The Goonies, a nostalgia item for those who came of age in the 1980s, has just enough adolescent truth to counterbalance the considerable, major-studio falsities. It’s often schlocky, yet speaks from the heart.
Above all, this is true to the camaraderie of boys who have been left alone to roam on their bikes. The self-described Goonies, all social outsiders in one way or another, include the asthmatic Mikey (Sean Astin); pudgy Chunk (Jeff Cohen); smirking Mouth (Corey Feldman); and geeky Data (Jonathan Ke Quan). Residents of an Oregon neighborhood that has been bought out to make way for a golf course, the gang spends their last day together on a long-shot adventure: seeking the rumored pirate treasure that is part of local lore.
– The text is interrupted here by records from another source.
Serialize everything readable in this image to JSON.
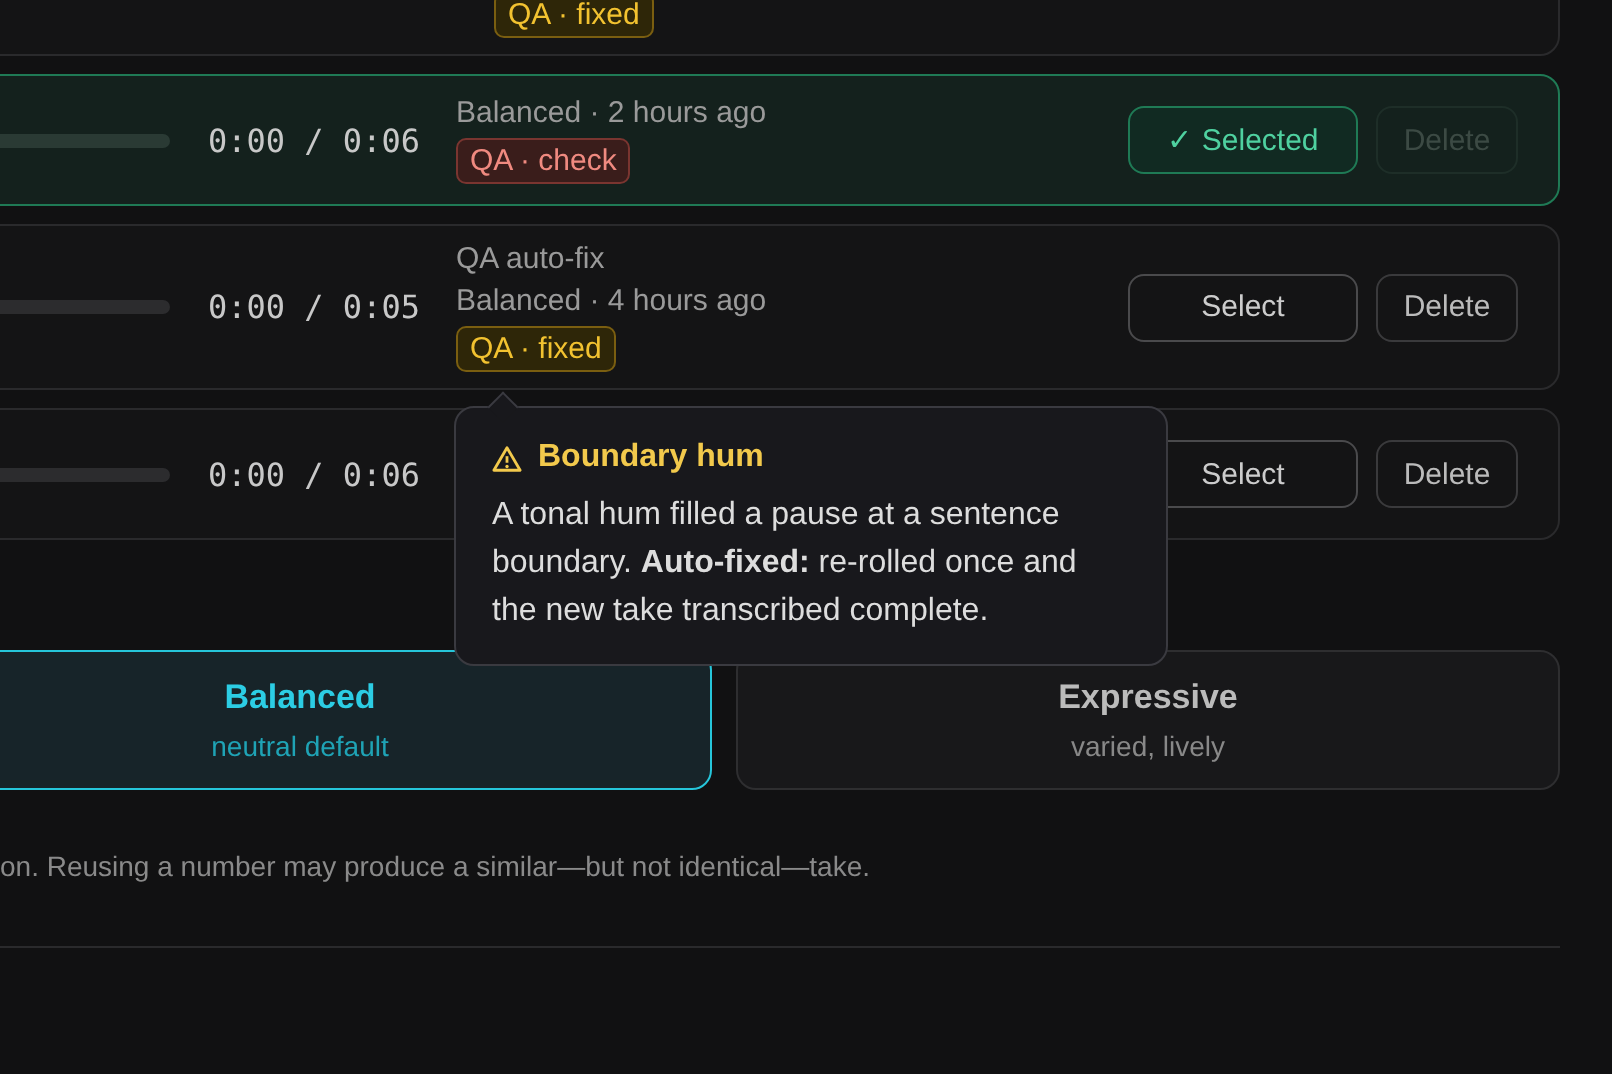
{
  "takes": [
    {
      "selected": false,
      "tag": {
        "kind": "fixed",
        "label": "QA · fixed"
      }
    },
    {
      "selected": true,
      "time": "0:00 / 0:06",
      "meta": "Balanced · 2 hours ago",
      "tag": {
        "kind": "check",
        "label": "QA · check"
      },
      "select_label": "✓ Selected",
      "delete": {
        "label": "Delete",
        "disabled": true
      }
    },
    {
      "selected": false,
      "time": "0:00 / 0:05",
      "note": "QA auto-fix",
      "meta": "Balanced · 4 hours ago",
      "tag": {
        "kind": "fixed",
        "label": "QA · fixed"
      },
      "select_label": "Select",
      "delete": {
        "label": "Delete",
        "disabled": false
      }
    },
    {
      "selected": false,
      "time": "0:00 / 0:06",
      "select_label": "Select",
      "delete": {
        "label": "Delete",
        "disabled": false
      }
    }
  ],
  "tooltip": {
    "title": "Boundary hum",
    "body": "A tonal hum filled a pause at a sentence boundary. **Auto-fixed:** re-rolled once and the new take transcribed complete."
  },
  "styles": [
    {
      "name": "Balanced",
      "hint": "neutral default",
      "selected": true
    },
    {
      "name": "Expressive",
      "hint": "varied, lively",
      "selected": false
    }
  ],
  "note": "on. Reusing a number may produce a similar—but not identical—take."
}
There is a mildly subversive, slobs-versus-snobs thread here that recalls the ethos of other ’80s comedies, particularly Stripes and Caddyshack. Yet the primary sensibility of The Goonies can be captured in two words, uttered by Mikey when he comes across a treasure map in his attic: “What if…” The Goonies, like many summer afternoons I shared with the neighborhood boys of my youth, is a game of “what if,” given a Steven Spielberg budget. (Spielberg is a producer; Richard Donner directs). Anything you can imagine is possible – at least in your imagination.
In The Goonies, this means the boys – accompanied by Mikey’s older brother Brand (Josh Brolin) and two older girls (Kerri Green and Martha Plimpton) – actually do find a tunnel beneath an abandoned restaurant that appears to lead to the treasure. They also run into a trio of comic crooks (Anne Ramsey, Joe Pantoliano and Robert Davi) who, despite their bumbling, present a real threat. The movie’s comic highlight may be when Ramsey’s evil stepmother figure holds Chunk’s finger over a blender and demands he tell her everything he knows. He proceeds to confess every minor infraction he’s ever committed since preschool.
When Mikey sucks on his inhaler, it’s with the same authoritative manner Humphrey Bogart would take a drag from a cigarette.
Cohen, as Chunk, nails that scene, but for the most part he and his cast mates give loud, Child Actor performances. (Feldman’s Mouth is insufferable.) The notable exception is Astin, as Mikey. The rest are playing Goonies; Mikey is living it. He corrals them all – even his big brother and those intimidating girls – on the adventure, and once there he bravely leads them through the series of Indiana Jones-style booby traps. When he sucks on his inhaler, it’s with the same authoritative manner Humphrey Bogart would take a drag from a cigarette.
Astin also delivers one little detail that may be my favorite moment in the movie. Early on, Mikey and Brand look out from their porch over the little neighborhood they’re being forced to leave behind. Things get a bit teary, and Brand instinctively responds by offering something that’s half hug, half headlock. (More adolescent truth.) Mikey acquiesces, to the point that Brand has to pull him into the house, Mikey’s feet dragging along the ground. A bullying gesture becomes something else: a brotherly embrace.
A coda: Sloth. I’m tacking this on here because I have no idea what to make of the character, played by John Matuszak. The brother of the two criminals, Sloth is first introduced chained to a wall in the basement of the restaurant, bellowing like a wounded animal. When we finally get a close look at him, his face is horribly deformed: one side appears to be melting away, so that his left eye is almost level with his nose. Sloth is clearly meant to be an extreme “Goonie” – another outsider, rejected by his own family – and eventually he proves to be a crucial ally to the kids. Yet his scenes are so clunky and hokey they tend to undermine the intentions of the narrative. And a confrontation between Sloth and his mother (Ramsey), in which she confesses to child abuse, seems pulled from some horrific, adult fairy tale. In short, this isn’t a character that can be neatly tucked away by Chunk’s final, smiley pronouncement in the film’s painful last moments: “You can come live with us!”